What do you think women entrepreneurs need more of, from venture capitalists, government policymakers, start-up support programs, and others?
Off-course, more women venture capitalists are required to understand the problems and solutions which are women-centric. I always wish government and organisations, in general, should make it easy for returning mothers, especially in the early days of child care. Companies can start by making creche facilities available and keeping a flexible work schedule. Even incubators and accelerators should provision for this, encouraging women entrepreneurs. Seven states are currently incentivising women entrepreneurship with funds and monthly allowances, if more states come forward in supporting this initiative of the government, we would start observing a difference.
What would you say have been your greatest learning on this entrepreneurial journey?
I have also grown as a person while building GoGaga. Working in a team in corporate vs. building a product alone are very different. Only thing which has helped me in this tough journey is my perseverance and positive attitude. One of the biggest learning from GoGaga is only the customer decides if the product is good for them or not. Hence, doing various experiments in the product and asking customer feedback is the key to building a great product.
It has been overwhelming to manage tech for Android and iOS both on my own for a fast-growing B2C product like Go Gaga. Spending quality time with my child has been always my priority. Trying to maintain that with Go Gaga’s tasks has been challenging.

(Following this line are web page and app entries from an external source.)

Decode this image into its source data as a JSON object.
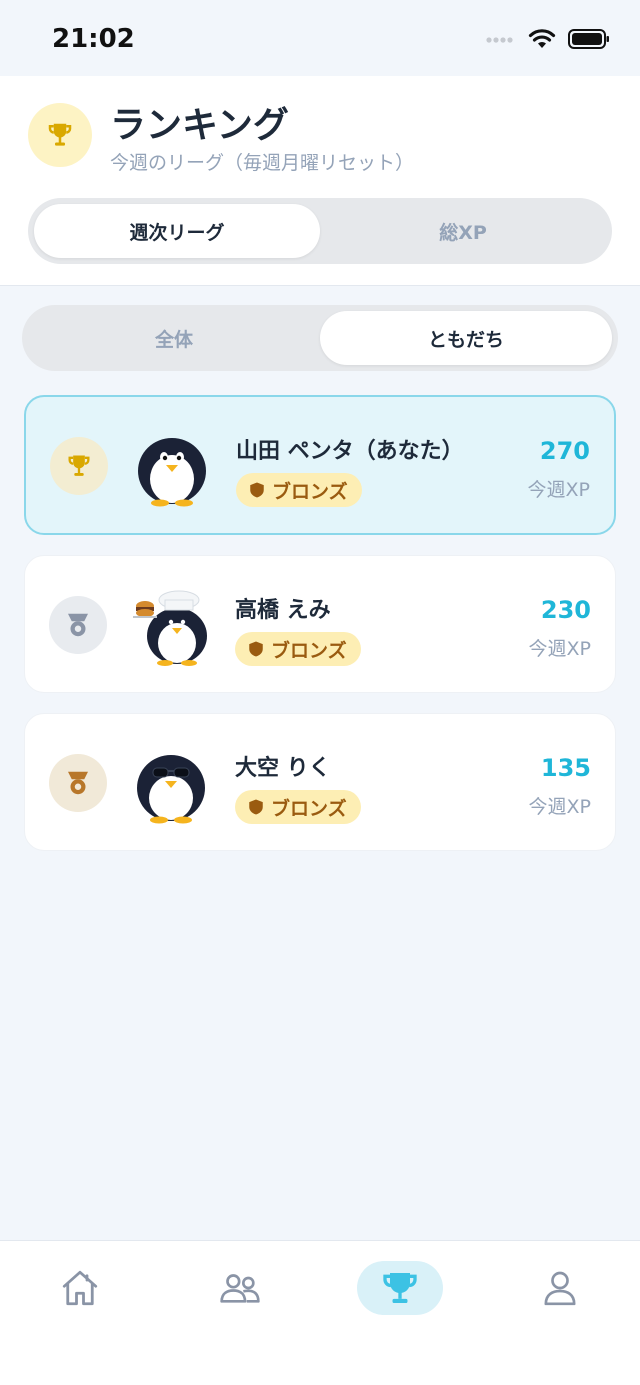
{
  "status_bar": {
    "time": "21:02"
  },
  "header": {
    "title": "ランキング",
    "subtitle": "今週のリーグ（毎週月曜リセット）",
    "tabs": [
      {
        "label": "週次リーグ",
        "active": true
      },
      {
        "label": "総XP",
        "active": false
      }
    ]
  },
  "filter": {
    "tabs": [
      {
        "label": "全体",
        "active": false
      },
      {
        "label": "ともだち",
        "active": true
      }
    ]
  },
  "ranking": [
    {
      "name": "山田 ペンタ（あなた）",
      "league": "ブロンズ",
      "xp": "270",
      "xp_label": "今週XP",
      "rank_icon": "trophy-icon",
      "is_me": true
    },
    {
      "name": "高橋 えみ",
      "league": "ブロンズ",
      "xp": "230",
      "xp_label": "今週XP",
      "rank_icon": "medal-icon",
      "is_me": false
    },
    {
      "name": "大空 りく",
      "league": "ブロンズ",
      "xp": "135",
      "xp_label": "今週XP",
      "rank_icon": "medal-icon",
      "is_me": false
    }
  ],
  "tabbar": {
    "items": [
      {
        "icon": "home-icon",
        "active": false
      },
      {
        "icon": "friends-icon",
        "active": false
      },
      {
        "icon": "trophy-icon",
        "active": true
      },
      {
        "icon": "profile-icon",
        "active": false
      }
    ]
  },
  "colors": {
    "accent": "#1fb6d8",
    "gold": "#d9a800",
    "silver": "#8a94a6",
    "bronze": "#b8772a",
    "badge_bg": "#fdeeb4"
  }
}
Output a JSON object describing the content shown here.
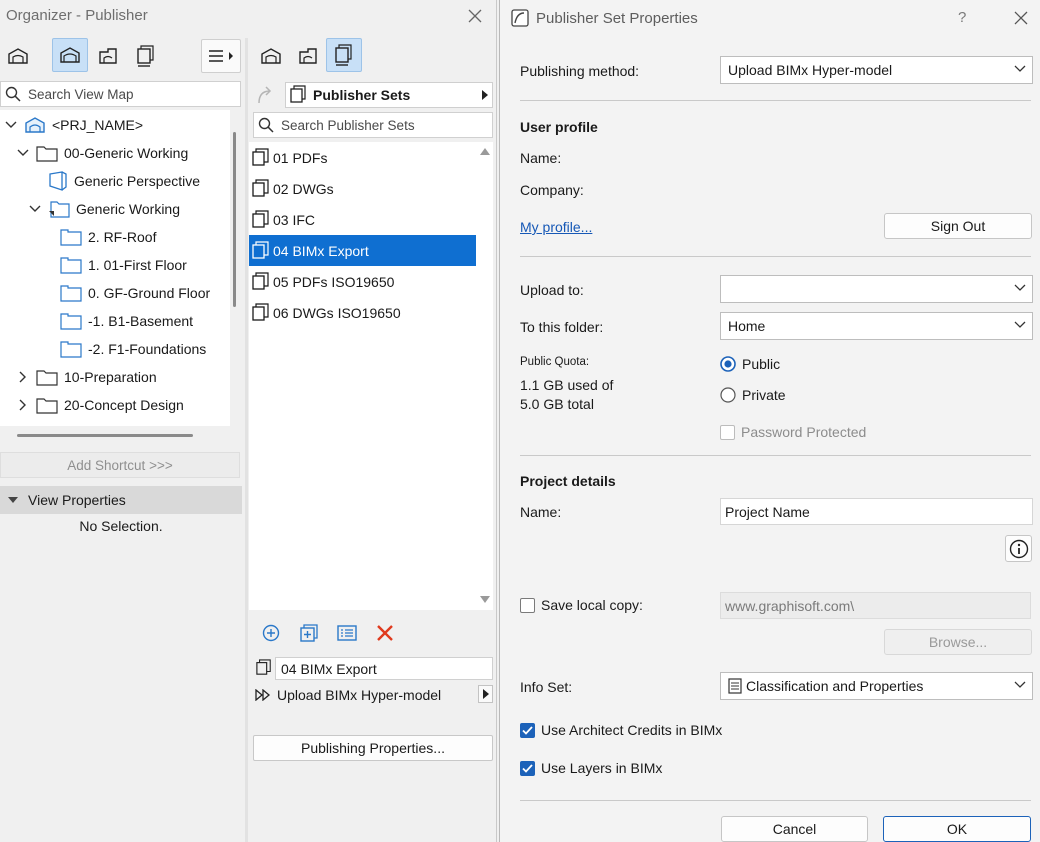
{
  "organizer": {
    "title": "Organizer - Publisher",
    "search_view_map_placeholder": "Search View Map",
    "tree": [
      {
        "label": "<PRJ_NAME>"
      },
      {
        "label": "00-Generic Working"
      },
      {
        "label": "Generic Perspective"
      },
      {
        "label": "Generic Working"
      },
      {
        "label": "2. RF-Roof"
      },
      {
        "label": "1. 01-First Floor"
      },
      {
        "label": "0. GF-Ground Floor"
      },
      {
        "label": "-1. B1-Basement"
      },
      {
        "label": "-2. F1-Foundations"
      },
      {
        "label": "10-Preparation"
      },
      {
        "label": "20-Concept Design"
      }
    ],
    "add_shortcut_label": "Add Shortcut >>>",
    "view_properties_label": "View Properties",
    "no_selection_text": "No Selection.",
    "publisher_sets_label": "Publisher Sets",
    "search_publisher_sets_placeholder": "Search Publisher Sets",
    "publisher_items": [
      {
        "label": "01 PDFs"
      },
      {
        "label": "02 DWGs"
      },
      {
        "label": "03 IFC"
      },
      {
        "label": "04 BIMx Export"
      },
      {
        "label": "05 PDFs ISO19650"
      },
      {
        "label": "06 DWGs ISO19650"
      }
    ],
    "selected_set_name": "04 BIMx Export",
    "selected_set_method": "Upload BIMx Hyper-model",
    "publishing_properties_label": "Publishing Properties..."
  },
  "dialog": {
    "title": "Publisher Set Properties",
    "help_label": "?",
    "publishing_method_label": "Publishing method:",
    "publishing_method_value": "Upload BIMx Hyper-model",
    "user_profile_title": "User profile",
    "name_label": "Name:",
    "company_label": "Company:",
    "my_profile_link": "My profile...",
    "sign_out_label": "Sign Out",
    "upload_to_label": "Upload to:",
    "upload_to_value": "",
    "to_this_folder_label": "To this folder:",
    "to_this_folder_value": "Home",
    "public_quota_label": "Public Quota:",
    "quota_used": "1.1 GB used of",
    "quota_total": "5.0 GB total",
    "radio_public": "Public",
    "radio_private": "Private",
    "password_protected": "Password Protected",
    "project_details_title": "Project details",
    "project_name_label": "Name:",
    "project_name_value": "Project Name",
    "save_local_copy_label": "Save local copy:",
    "local_path_value": "www.graphisoft.com\\",
    "browse_label": "Browse...",
    "info_set_label": "Info Set:",
    "info_set_value": "Classification and Properties",
    "use_architect_credits": "Use Architect Credits in BIMx",
    "use_layers": "Use Layers in BIMx",
    "cancel_label": "Cancel",
    "ok_label": "OK"
  }
}
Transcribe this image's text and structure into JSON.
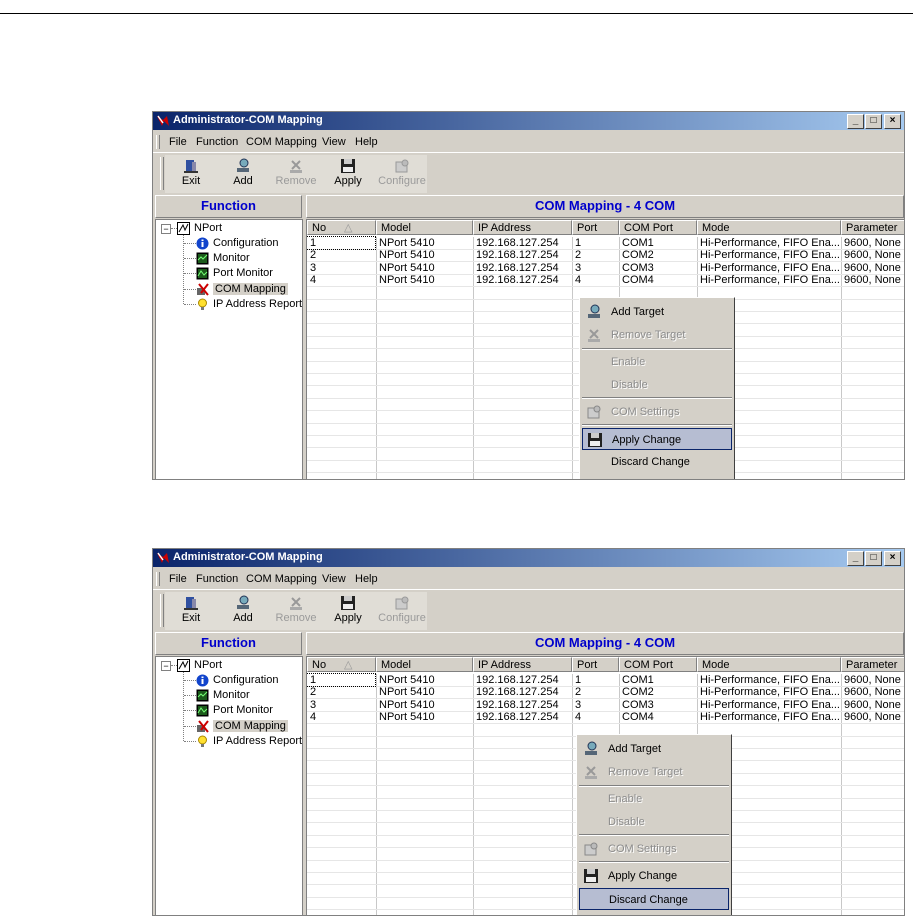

What advice would you share with other women looking to become entrepreneurs?
First and foremost, just take the plunge and start. Pros: At the start you land up doing most work yourself, which is an opportunity to learn many skills. Cons: Start-ups are not easy and takes lots of time and energy. It takes time, be prepared to be very patient and positive.
- Make sure your finances are sorted before you start, you need money to run most start-ups’.
- Always believe in yourself, there would be many low times, just don’t give up.
- Most girls in India are raised to be perfect and are expected to be superhumans. Do not stress yourselves with becoming one.
- Learn to say ‘No’ to what you cannot do or ask for family and friends to help.
- Always delegate chores which can definitely be done without your attention, especially at home.
- Keep your family’s expectations right, tell them when you are tired or busy.